Sacra volunteered to help with the current Ebola outbreak back in August, shortly after Nancy Writebol and Dr. Kent Brantly — the first two Americans to catch Ebola — fell sick. Writebol, a health care worker, was also with SIM and Brantly was with Samaritan's Purse.
"Rick called and said 'I'm ready to go,' " SIM's president Bruce Johnson told reporters at a press conference today. "They [Sacra and another doctor who was not identified] knew the risks going in."
Sacra was at the obstetrics ward seeing pregnant mothers — some of whom were turned away from other crowded facilities in Liberia. He did not treat Ebola patients.
Exactly how Sacra caught the virus remains unknown. The obstetrics ward is located at the main hospital, which is separate from the Ebola isolation unit.
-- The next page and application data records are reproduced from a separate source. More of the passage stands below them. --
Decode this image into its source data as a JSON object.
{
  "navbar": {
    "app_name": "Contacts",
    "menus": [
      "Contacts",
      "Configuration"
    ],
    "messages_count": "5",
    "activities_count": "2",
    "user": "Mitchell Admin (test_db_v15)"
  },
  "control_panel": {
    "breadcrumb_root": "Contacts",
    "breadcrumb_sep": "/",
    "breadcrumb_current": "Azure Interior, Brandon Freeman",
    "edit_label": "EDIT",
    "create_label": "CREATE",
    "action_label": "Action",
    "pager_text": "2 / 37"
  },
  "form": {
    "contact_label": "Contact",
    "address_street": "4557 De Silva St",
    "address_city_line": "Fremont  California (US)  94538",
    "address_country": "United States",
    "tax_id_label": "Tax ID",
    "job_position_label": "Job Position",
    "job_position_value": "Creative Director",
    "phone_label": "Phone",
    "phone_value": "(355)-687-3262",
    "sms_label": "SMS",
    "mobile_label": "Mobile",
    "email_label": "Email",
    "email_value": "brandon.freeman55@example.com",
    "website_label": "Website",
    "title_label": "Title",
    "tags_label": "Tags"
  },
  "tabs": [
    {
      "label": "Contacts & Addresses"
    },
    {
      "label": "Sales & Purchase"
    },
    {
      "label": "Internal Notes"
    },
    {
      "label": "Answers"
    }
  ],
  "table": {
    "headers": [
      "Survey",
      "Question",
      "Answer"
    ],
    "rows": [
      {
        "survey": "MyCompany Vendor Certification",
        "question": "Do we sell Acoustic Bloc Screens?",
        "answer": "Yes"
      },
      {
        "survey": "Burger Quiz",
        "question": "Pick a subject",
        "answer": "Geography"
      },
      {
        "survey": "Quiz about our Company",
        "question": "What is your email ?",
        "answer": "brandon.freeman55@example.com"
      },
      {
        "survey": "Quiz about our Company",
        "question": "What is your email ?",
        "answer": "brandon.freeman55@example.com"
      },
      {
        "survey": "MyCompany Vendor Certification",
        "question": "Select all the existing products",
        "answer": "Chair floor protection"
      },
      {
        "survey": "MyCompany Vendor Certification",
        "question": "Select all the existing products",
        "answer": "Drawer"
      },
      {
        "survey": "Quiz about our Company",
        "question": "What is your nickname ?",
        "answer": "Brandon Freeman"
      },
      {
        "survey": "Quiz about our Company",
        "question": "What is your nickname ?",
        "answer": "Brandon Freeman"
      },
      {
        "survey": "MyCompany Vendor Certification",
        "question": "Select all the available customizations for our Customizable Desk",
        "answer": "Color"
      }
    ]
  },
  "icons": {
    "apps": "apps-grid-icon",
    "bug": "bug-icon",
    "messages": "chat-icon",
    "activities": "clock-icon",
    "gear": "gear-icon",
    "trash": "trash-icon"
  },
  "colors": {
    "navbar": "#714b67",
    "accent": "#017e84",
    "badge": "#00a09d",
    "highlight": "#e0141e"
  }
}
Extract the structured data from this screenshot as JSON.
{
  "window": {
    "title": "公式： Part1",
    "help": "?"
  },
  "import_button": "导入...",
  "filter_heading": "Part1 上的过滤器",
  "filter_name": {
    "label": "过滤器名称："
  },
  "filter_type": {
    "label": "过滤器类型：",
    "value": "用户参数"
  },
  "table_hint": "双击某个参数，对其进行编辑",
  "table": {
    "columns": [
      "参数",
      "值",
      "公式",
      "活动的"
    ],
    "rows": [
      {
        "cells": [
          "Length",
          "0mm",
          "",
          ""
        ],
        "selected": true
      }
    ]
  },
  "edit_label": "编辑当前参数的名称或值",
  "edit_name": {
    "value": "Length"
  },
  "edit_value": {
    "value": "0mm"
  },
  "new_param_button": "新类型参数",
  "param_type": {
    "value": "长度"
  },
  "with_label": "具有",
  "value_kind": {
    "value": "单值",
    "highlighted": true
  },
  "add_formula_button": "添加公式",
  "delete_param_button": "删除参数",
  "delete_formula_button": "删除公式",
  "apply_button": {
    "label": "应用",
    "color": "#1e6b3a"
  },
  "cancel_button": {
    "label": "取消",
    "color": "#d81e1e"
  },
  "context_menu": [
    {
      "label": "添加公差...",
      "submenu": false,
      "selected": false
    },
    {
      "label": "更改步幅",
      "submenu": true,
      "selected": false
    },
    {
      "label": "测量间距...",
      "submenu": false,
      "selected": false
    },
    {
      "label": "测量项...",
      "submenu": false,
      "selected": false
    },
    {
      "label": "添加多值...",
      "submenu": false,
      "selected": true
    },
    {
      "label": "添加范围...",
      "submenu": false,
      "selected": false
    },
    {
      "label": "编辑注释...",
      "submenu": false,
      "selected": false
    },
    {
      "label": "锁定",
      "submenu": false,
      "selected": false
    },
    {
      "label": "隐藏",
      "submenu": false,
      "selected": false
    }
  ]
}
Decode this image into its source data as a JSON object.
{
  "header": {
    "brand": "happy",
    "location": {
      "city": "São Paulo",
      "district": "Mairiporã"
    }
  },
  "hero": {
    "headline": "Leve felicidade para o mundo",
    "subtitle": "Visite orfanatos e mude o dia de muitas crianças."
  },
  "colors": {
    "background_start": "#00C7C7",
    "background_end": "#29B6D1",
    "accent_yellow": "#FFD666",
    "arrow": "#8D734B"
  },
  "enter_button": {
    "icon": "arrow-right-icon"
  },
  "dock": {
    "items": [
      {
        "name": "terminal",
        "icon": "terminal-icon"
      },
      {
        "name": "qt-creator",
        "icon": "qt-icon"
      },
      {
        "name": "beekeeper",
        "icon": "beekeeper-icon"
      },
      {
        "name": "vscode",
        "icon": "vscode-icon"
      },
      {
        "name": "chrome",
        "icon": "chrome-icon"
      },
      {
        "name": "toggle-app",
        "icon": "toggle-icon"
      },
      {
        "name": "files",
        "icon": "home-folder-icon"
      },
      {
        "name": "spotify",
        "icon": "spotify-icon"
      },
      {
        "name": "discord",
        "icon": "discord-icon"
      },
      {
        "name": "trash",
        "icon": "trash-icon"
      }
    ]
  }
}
Johnson said Sacra was following all the precautions advised by CDC and Doctors Without Borders, including wearing protective gear.
Johnson added that all patients coming in to the hospital are screened for fever, and when necessary, monitored for other Ebola symptoms. "There's a strong possibility Ebola symptoms were masked," he said.
The first signs of Ebola appeared Friday, when Sacra noticed his temperature rising. He isolated himself and continued monitoring his temperature throughout the weekend.
On Monday, an Ebola test run by the Centers for Disease Control and Prevention came back positive. Sacra has since been placed in an isolation ward at the ELWA hospital for treatment.
Johnson refrained from fleshing out the details of Sacra's treatment, but said that there hasn't been any contact with Emory Hospital in Atlanta, where the first two American Ebola patients were hospitalized last month. There are no more doses of the experimental drug ZMapp used to treat the two missionaries.
SIM is determined to continue providing care to patients with Ebola, and those with other ailments. The aid group has approximately 250 health workers in Liberia and plans to recruit more volunteers.
"This is not the time to sit back and watch the wildfire happen," Johnson said. "We need doctors, nurses and medical professionals to help."
Copyright 2020 NPR. To see more, visit https://www.npr.org.